Data about app and page elements:
- - - -

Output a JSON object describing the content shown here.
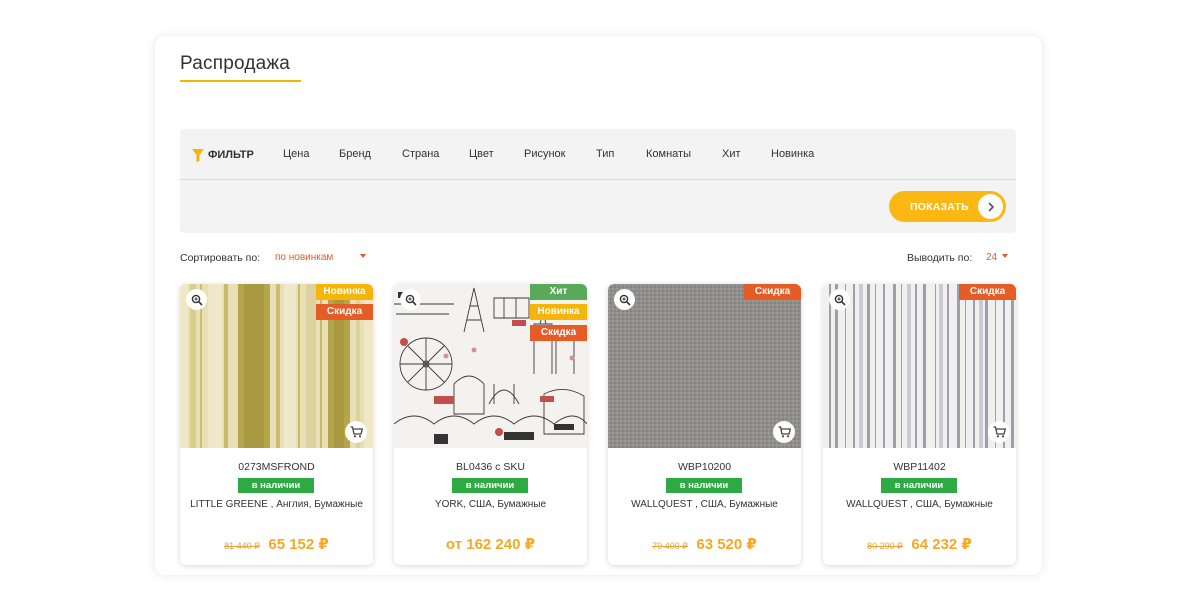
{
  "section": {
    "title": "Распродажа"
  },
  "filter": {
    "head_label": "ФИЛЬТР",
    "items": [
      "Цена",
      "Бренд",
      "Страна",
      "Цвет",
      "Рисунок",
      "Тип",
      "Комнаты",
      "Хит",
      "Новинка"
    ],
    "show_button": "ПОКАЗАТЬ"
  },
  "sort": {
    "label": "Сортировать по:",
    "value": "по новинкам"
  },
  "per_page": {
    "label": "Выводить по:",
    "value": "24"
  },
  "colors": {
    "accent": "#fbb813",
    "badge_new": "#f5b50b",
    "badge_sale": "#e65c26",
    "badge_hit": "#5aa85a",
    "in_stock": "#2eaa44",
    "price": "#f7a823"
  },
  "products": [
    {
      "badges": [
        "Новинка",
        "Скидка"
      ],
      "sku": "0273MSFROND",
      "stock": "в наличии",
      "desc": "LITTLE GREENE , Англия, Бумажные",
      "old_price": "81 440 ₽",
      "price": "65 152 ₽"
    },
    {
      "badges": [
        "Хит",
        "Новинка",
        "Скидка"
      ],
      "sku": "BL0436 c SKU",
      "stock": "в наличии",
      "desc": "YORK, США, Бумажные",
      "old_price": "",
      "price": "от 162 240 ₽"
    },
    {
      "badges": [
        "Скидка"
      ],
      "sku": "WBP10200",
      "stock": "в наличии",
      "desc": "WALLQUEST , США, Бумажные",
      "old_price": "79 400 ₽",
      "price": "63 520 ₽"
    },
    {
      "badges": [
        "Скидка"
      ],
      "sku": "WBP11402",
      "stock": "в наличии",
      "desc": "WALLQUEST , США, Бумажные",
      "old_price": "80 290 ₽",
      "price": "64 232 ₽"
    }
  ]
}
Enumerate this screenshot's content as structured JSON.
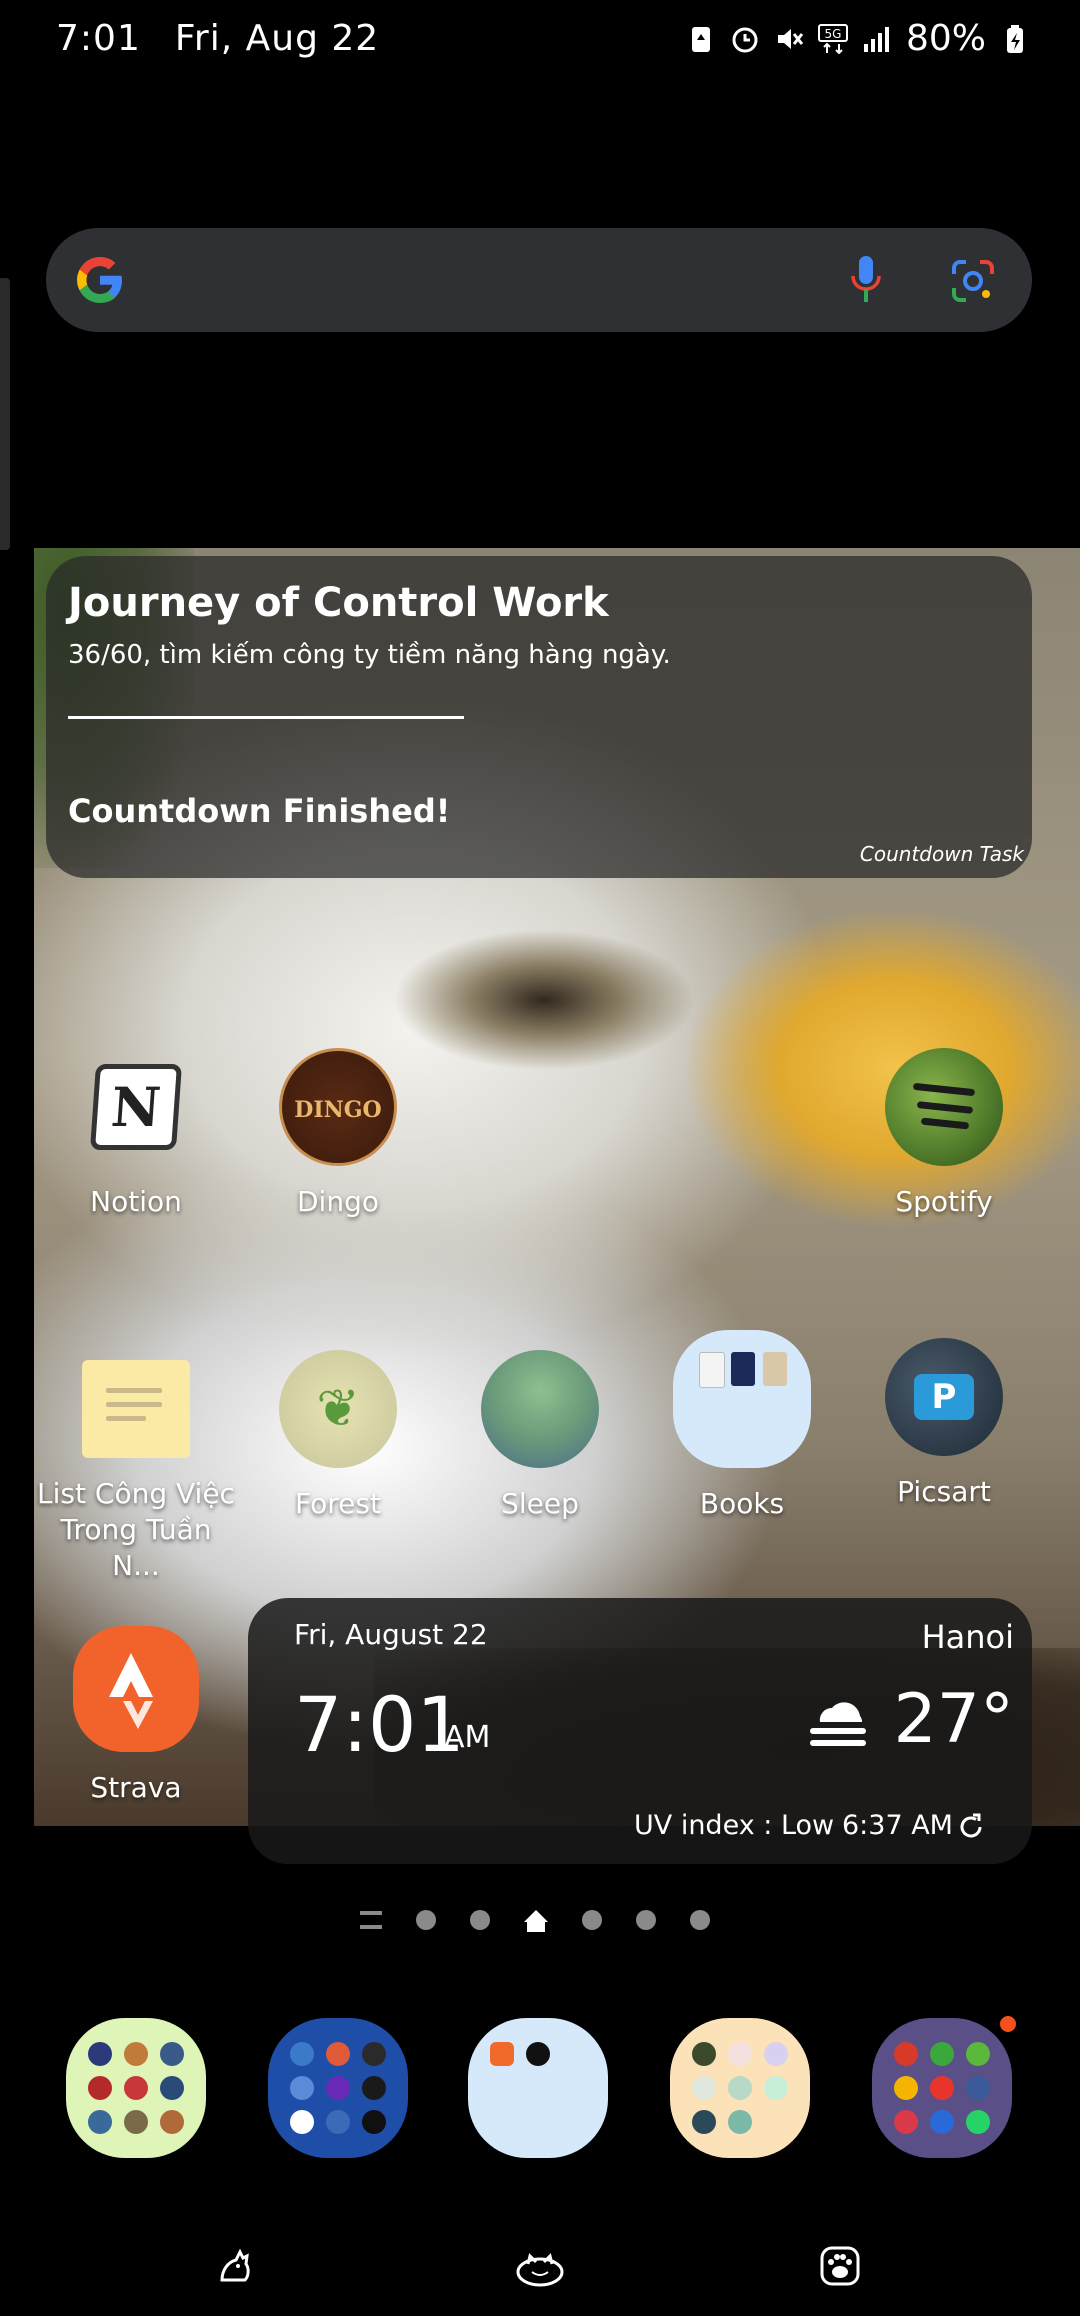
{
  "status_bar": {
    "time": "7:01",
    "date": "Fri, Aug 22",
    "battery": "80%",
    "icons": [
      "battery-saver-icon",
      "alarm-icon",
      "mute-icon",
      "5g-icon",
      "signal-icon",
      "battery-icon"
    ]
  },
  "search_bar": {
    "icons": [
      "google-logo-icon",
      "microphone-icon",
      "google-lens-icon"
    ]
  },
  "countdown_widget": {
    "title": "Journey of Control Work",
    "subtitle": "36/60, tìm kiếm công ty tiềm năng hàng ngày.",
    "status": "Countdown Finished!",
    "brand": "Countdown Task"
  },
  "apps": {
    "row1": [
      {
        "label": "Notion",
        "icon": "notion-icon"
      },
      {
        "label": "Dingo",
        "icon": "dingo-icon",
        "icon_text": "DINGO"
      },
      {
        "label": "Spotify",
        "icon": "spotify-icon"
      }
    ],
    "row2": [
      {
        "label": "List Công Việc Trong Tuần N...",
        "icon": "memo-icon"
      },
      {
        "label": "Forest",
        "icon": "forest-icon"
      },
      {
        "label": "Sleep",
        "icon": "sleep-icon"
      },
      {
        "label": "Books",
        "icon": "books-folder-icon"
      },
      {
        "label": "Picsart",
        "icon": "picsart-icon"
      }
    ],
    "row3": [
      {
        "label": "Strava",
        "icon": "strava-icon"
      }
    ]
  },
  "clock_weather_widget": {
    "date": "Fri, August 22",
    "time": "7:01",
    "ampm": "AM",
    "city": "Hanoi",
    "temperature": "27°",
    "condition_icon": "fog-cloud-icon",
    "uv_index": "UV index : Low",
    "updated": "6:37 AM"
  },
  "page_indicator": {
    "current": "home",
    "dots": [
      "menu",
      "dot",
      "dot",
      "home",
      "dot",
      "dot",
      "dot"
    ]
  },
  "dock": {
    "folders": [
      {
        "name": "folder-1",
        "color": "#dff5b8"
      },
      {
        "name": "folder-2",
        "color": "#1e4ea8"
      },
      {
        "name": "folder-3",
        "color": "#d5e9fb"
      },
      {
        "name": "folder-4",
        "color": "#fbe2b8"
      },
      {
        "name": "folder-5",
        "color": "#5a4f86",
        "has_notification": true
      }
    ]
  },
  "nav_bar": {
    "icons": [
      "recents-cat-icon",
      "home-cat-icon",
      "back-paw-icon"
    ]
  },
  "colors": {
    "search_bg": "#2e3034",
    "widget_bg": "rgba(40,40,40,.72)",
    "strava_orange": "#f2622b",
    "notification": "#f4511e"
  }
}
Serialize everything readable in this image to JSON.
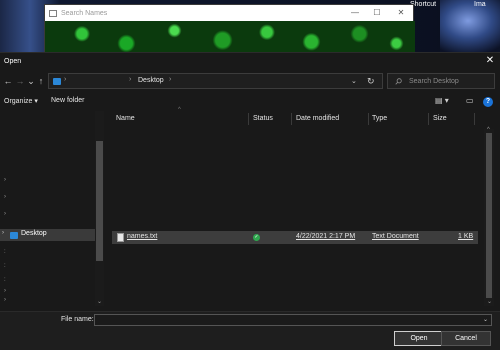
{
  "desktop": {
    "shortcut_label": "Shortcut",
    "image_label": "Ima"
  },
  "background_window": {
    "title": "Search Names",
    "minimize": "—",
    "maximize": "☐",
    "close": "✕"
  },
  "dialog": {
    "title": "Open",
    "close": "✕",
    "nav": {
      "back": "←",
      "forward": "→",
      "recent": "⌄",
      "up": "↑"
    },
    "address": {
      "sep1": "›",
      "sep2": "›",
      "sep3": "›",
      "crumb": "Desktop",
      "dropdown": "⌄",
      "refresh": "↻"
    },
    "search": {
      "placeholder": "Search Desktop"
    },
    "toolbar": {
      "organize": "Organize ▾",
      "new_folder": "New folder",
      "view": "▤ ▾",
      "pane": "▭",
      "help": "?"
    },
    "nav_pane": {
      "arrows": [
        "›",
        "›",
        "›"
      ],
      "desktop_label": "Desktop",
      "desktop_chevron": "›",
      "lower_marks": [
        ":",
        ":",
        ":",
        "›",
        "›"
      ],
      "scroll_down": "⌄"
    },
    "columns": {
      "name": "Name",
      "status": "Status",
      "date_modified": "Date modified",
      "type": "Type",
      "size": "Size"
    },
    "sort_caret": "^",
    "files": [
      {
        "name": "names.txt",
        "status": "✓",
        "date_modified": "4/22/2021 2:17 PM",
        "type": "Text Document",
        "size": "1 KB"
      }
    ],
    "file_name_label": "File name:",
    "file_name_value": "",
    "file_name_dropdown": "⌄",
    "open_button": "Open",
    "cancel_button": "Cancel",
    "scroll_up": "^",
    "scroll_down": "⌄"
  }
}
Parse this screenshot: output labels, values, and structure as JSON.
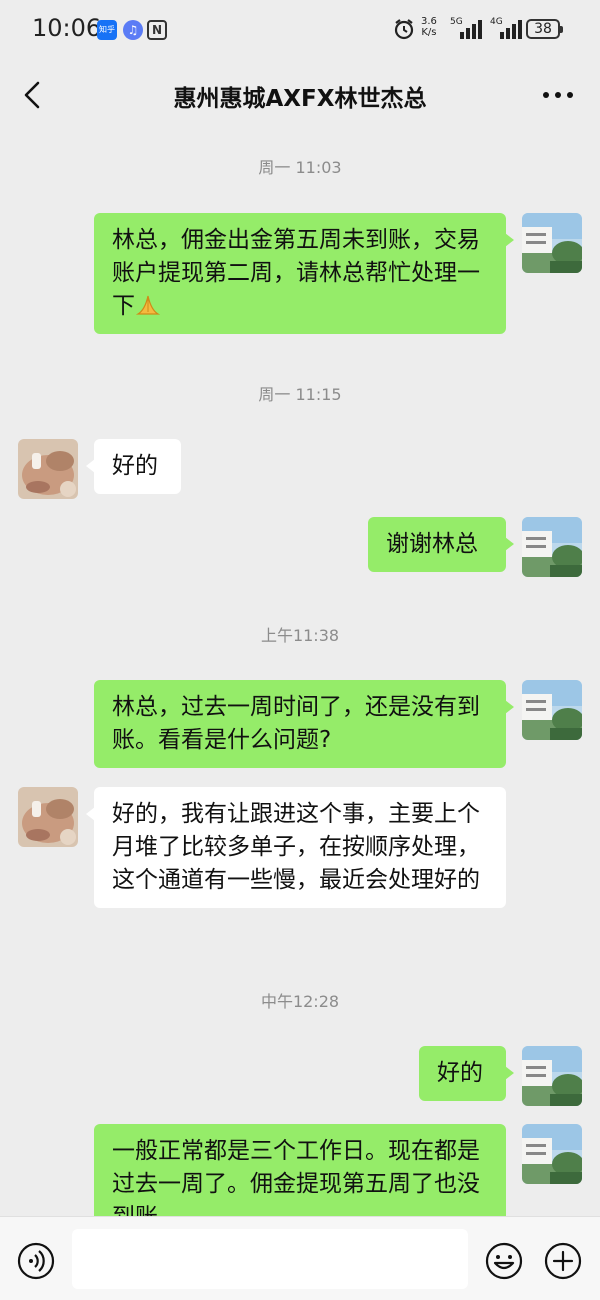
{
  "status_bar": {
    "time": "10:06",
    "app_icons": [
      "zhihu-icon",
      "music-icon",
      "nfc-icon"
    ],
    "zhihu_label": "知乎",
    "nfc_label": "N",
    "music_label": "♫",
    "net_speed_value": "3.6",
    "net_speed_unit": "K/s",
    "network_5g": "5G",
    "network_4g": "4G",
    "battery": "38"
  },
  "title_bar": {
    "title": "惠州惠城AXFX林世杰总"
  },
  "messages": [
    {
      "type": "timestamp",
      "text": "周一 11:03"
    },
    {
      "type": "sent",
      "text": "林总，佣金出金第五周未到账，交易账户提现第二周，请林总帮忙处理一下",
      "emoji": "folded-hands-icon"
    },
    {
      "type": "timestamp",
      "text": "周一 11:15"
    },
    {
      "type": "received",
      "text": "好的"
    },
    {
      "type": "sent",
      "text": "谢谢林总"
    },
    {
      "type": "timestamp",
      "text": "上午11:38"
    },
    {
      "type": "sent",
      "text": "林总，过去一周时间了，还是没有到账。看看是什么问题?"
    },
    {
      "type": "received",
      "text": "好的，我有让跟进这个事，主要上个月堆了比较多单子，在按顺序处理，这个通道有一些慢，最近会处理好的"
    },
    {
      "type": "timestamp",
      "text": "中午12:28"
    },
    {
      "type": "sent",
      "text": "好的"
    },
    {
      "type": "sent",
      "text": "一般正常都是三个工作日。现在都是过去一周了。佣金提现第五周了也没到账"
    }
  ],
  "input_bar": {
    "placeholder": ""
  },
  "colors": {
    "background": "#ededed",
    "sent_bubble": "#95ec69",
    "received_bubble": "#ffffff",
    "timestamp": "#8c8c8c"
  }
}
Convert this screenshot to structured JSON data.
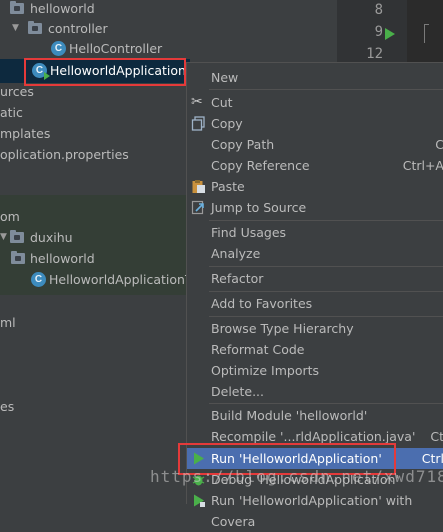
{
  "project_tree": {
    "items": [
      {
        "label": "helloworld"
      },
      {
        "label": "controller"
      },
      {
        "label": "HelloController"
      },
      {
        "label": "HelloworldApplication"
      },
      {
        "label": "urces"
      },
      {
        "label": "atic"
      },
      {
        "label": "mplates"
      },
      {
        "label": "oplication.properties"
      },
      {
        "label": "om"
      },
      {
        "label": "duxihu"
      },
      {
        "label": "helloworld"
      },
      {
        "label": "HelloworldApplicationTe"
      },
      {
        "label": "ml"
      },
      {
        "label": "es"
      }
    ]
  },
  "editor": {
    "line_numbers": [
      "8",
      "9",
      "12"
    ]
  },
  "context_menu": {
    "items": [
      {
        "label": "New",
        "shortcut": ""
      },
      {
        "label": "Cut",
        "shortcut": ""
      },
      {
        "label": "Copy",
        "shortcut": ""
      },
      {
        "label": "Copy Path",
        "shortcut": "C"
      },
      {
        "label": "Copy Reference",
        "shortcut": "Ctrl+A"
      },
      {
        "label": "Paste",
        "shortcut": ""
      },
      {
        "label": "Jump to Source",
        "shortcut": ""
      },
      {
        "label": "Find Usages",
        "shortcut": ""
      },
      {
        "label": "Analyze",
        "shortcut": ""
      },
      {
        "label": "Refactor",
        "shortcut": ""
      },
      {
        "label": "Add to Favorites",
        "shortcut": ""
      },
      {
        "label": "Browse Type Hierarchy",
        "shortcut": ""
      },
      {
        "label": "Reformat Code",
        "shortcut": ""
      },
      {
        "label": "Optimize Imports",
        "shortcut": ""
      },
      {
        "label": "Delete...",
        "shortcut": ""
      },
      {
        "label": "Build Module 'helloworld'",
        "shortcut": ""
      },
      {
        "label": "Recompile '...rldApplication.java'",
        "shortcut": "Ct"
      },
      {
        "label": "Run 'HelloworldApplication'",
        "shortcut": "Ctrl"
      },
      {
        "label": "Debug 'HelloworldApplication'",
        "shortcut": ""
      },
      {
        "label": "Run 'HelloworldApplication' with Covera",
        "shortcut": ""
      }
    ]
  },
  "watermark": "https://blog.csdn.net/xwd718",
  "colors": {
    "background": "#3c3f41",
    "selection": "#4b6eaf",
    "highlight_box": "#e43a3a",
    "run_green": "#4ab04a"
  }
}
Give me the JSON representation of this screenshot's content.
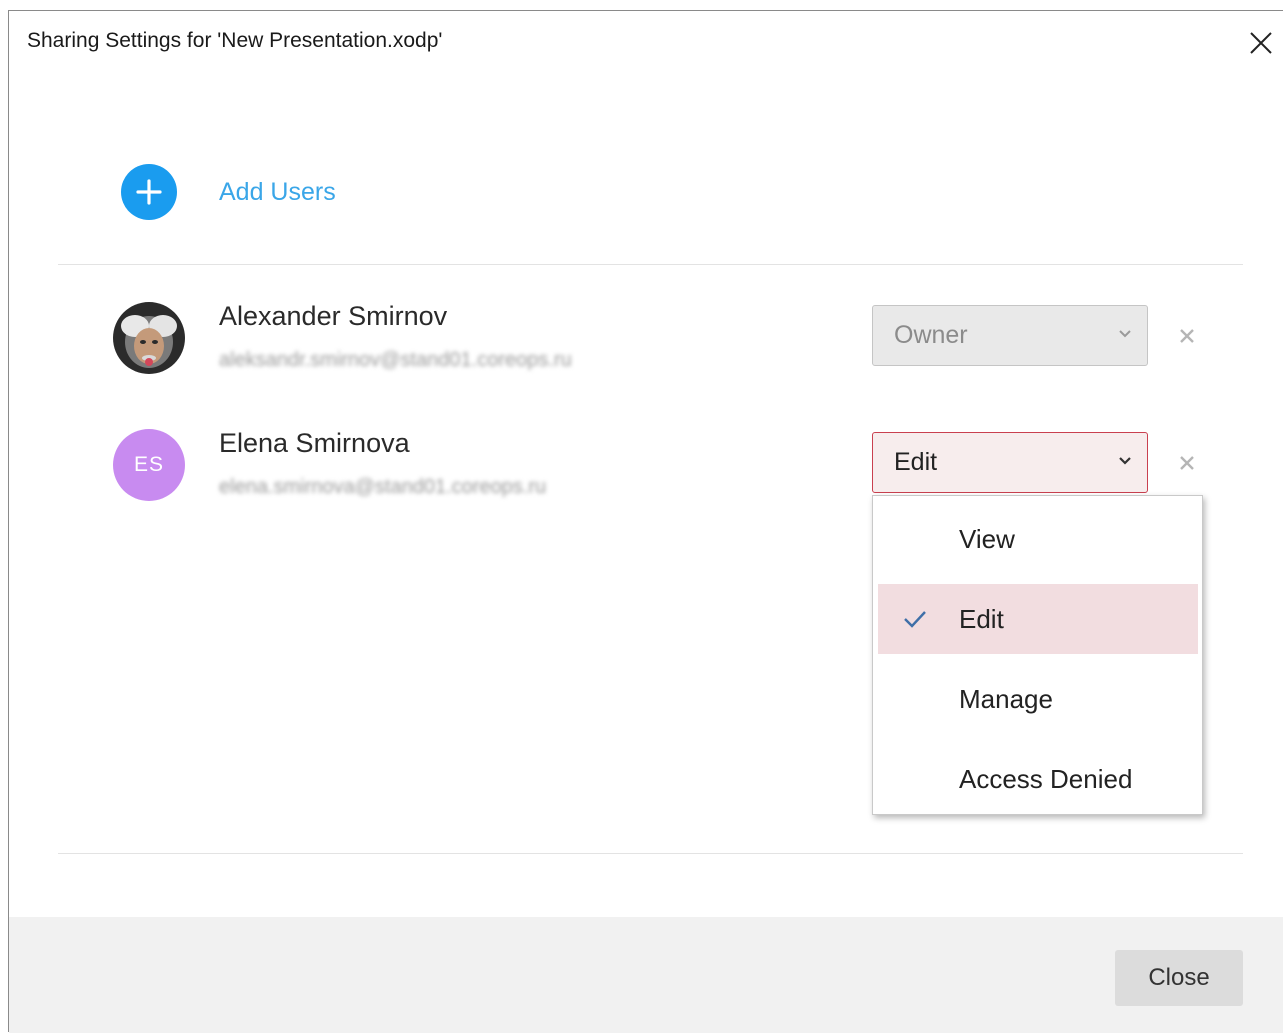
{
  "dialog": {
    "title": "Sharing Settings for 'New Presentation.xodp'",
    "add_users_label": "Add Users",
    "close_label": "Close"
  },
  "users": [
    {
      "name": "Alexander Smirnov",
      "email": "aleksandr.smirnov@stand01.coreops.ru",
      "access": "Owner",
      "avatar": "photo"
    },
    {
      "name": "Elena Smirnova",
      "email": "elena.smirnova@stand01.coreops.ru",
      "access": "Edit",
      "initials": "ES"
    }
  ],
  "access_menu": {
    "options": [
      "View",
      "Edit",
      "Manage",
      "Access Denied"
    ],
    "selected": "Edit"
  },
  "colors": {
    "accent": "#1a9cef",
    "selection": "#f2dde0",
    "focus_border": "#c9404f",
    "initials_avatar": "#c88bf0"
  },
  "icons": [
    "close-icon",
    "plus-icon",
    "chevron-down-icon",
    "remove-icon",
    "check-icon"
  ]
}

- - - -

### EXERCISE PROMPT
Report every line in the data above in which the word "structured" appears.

### OUTPUT OF THE TASK
Enumerate this screenshot's content as structured JSON.
Convert this screenshot to structured JSON data.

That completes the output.